It’s all about making people feel safe and secure, says Tony, who is a Lead Nurse at Balhousie Care’s ASC specialised care unit in Coupar Angus. “The best thing I do is to create an ambience of security, caring and trust with the service users I support,” he says.
A graduate of Perth College and former Nurse of the Year – in recognition for the extracurricular fundraising he has done for his hospital patients – Tony’s interest in care homes has been with him from an early age. “I was a volunteer at a care home in Meigle. I have very fond memories of that experience, including being taught the correct procedure for filling a hot water bottle! The residents had some fantastic stories to tell about their experiences, especially during the second world war.
A stint with the Royal Navy Reserve taught him even more valuable skills, and following some private care home work and time as a touring musician, he joined Balhousie Care Group in 2014. “I applied to ASC The Grange in Balbeggie to start as a Senior Support Worker. I contacted Head Office through my managers and requested that they help me with day release to City University, so that I could complete my return to nursing practice. I’m so grateful that Balhousie supported me through this. I managed to do it without losing hours on the floor, and completed it in 10 weeks.”
Tony was promoted to Senior Nurse with ASC, then last year took up the position of Lead Nurse.
He has some clear advice to new nurses: “Stay focused on the values and be positive in their approach. Get to know your service users and their families, continue to strive to do the best you can by obtaining knowledge and sharing that knowledge within your team. We all learn something new every day.”
It’s thanks to a trip to a Job Centre many years ago that Nikki Sanderson took up nursing. Before that, it was the last thing she was considering as a career.

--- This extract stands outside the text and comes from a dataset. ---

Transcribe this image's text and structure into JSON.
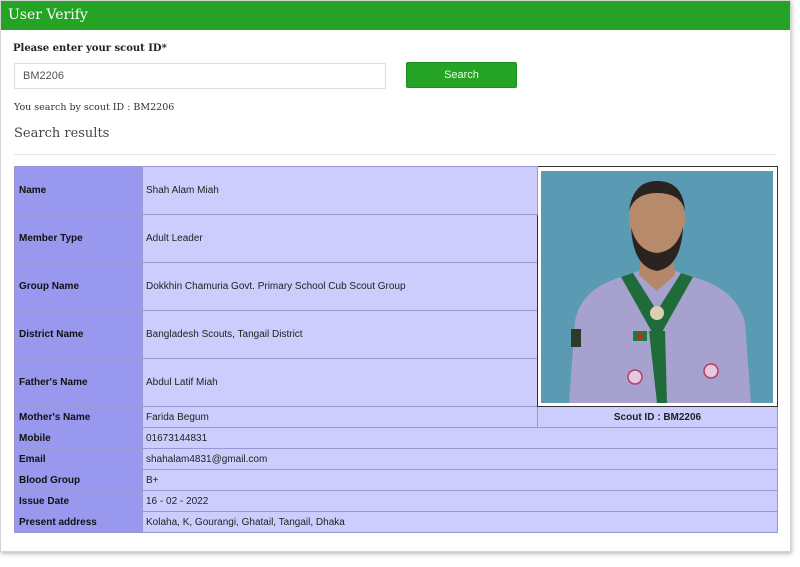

“Nursing was not a first choice to me as I had grown up with my father being a trained nurse and seen the sometimes unsocial and long hours he had worked,” she says. “On a trip to the job centre in my late teens on a miserable day after a boring day at work as a cash clerk, I was charmed by a gentleman selling nursing as a career choice and that was the start of it.”
That was 26 years ago, and Nikki has held various care home nursing posts since, from junior staff to deputy and manager posts. She is currently Home Manager at Balhousie Huntly in Aberdeenshire.
“I have worked at Balhousie Huntly since it opened in November 2012, when I started as a part time night staff nurse. At Balhousie I have always had support to progress, including funding for my SVQ4. The staff at Huntly are a great bunch and always try to give the best care they can and support each other well in this aim.
For Nikki, the support across departments is crucial to everyone getting a great job done. “There is always someone who can answer a question or listen to concerns and this helps greatly.”
Her words of wisdom for would-be or new nurses? “My advice to anyone starting out is that it is not always easy and we all work long hours but the sense of achievement you get when you receive a smile and a thank you is immense, almost better than chocolate!”